[[ RECORDS PROVIDED, beginning ]]

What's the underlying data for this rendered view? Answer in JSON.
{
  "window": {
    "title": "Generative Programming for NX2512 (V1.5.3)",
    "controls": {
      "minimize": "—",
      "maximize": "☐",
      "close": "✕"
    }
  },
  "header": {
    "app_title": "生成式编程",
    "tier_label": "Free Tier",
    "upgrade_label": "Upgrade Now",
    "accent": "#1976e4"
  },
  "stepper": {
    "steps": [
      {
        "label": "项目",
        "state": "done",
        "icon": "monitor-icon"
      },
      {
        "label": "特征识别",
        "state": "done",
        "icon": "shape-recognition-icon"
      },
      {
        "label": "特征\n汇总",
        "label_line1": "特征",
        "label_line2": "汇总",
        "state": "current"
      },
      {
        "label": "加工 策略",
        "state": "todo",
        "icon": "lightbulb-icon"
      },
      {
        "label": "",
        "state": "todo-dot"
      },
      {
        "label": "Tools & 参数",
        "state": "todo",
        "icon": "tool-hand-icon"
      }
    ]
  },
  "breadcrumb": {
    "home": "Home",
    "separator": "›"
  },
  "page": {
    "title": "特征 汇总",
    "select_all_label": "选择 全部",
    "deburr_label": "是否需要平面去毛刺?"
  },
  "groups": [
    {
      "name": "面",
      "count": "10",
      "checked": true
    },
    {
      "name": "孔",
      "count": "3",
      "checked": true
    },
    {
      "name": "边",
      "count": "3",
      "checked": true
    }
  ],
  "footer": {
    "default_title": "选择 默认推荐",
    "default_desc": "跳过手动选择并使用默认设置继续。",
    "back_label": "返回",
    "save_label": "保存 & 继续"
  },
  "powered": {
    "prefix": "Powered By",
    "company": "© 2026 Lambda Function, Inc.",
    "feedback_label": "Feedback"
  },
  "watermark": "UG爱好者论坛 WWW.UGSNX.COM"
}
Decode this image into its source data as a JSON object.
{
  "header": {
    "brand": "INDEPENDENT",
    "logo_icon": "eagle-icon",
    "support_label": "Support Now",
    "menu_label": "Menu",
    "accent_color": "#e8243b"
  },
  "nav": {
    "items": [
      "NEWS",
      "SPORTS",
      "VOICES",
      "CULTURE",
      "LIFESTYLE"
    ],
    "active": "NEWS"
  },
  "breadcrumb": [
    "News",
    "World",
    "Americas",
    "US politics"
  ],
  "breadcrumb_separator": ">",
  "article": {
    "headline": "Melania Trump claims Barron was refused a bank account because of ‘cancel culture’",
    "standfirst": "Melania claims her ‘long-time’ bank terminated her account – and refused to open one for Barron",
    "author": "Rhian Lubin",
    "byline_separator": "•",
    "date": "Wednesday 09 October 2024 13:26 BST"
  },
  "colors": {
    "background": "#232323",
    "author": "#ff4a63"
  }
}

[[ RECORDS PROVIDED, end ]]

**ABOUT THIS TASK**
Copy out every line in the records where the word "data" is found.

**SOLVED EXERCISE**
What's the underlying data for this rendered view? Answer in JSON.
Decode this image into its source data as a JSON object.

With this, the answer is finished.